    1. Developmental Biology
    2. Neuroscience
    Yasmine Cantaut-Belarif et al.
    Research Article Updated
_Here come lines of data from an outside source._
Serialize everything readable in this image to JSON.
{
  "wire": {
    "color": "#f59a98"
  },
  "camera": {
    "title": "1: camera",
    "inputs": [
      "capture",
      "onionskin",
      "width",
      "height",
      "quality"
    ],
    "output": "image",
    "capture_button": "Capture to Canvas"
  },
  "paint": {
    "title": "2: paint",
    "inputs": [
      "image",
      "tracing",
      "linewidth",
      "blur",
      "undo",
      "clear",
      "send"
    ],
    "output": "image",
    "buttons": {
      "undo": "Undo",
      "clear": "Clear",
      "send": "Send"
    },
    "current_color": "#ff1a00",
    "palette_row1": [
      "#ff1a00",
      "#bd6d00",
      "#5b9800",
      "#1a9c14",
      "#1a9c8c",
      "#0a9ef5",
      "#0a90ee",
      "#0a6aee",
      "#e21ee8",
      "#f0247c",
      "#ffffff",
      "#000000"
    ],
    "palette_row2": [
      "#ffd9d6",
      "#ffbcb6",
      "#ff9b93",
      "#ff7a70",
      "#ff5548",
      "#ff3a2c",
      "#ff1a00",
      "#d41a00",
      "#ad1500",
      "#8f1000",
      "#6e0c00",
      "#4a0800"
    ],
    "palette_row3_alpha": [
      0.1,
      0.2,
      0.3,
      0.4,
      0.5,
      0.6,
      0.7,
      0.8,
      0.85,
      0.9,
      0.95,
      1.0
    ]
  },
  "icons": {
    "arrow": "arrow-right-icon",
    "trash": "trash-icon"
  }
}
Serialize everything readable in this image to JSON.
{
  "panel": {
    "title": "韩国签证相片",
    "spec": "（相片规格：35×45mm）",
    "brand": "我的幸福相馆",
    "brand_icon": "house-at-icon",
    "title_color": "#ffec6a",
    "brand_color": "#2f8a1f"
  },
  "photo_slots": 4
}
    The cerebrospinal fluid (CSF) contains an extracellular thread conserved in vertebrates, the Reissner fiber, which controls body axis morphogenesis in the zebrafish embryo. Yet, the signaling cascade originating from this fiber to ensure body axis straightening is not understood. Here, we explore the functional link between the Reissner fiber and undifferentiated spinal neurons contacting the CSF (CSF-cNs). First, we show that the Reissner fiber is required in vivo for the expression of urp2, a neuropeptide expressed in CSF-cNs. We show that the Reissner fiber is also required for embryonic calcium transients in these spinal neurons. Finally, we study how local adrenergic activation can substitute for the Reissner fiber-signaling pathway to CSF-cNs and rescue body axis morphogenesis. Our results show that the Reissner fiber acts on CSF-cNs and thereby contributes to establish body axis morphogenesis, and suggest it does so by controlling the availability of a chemical signal in the CSF.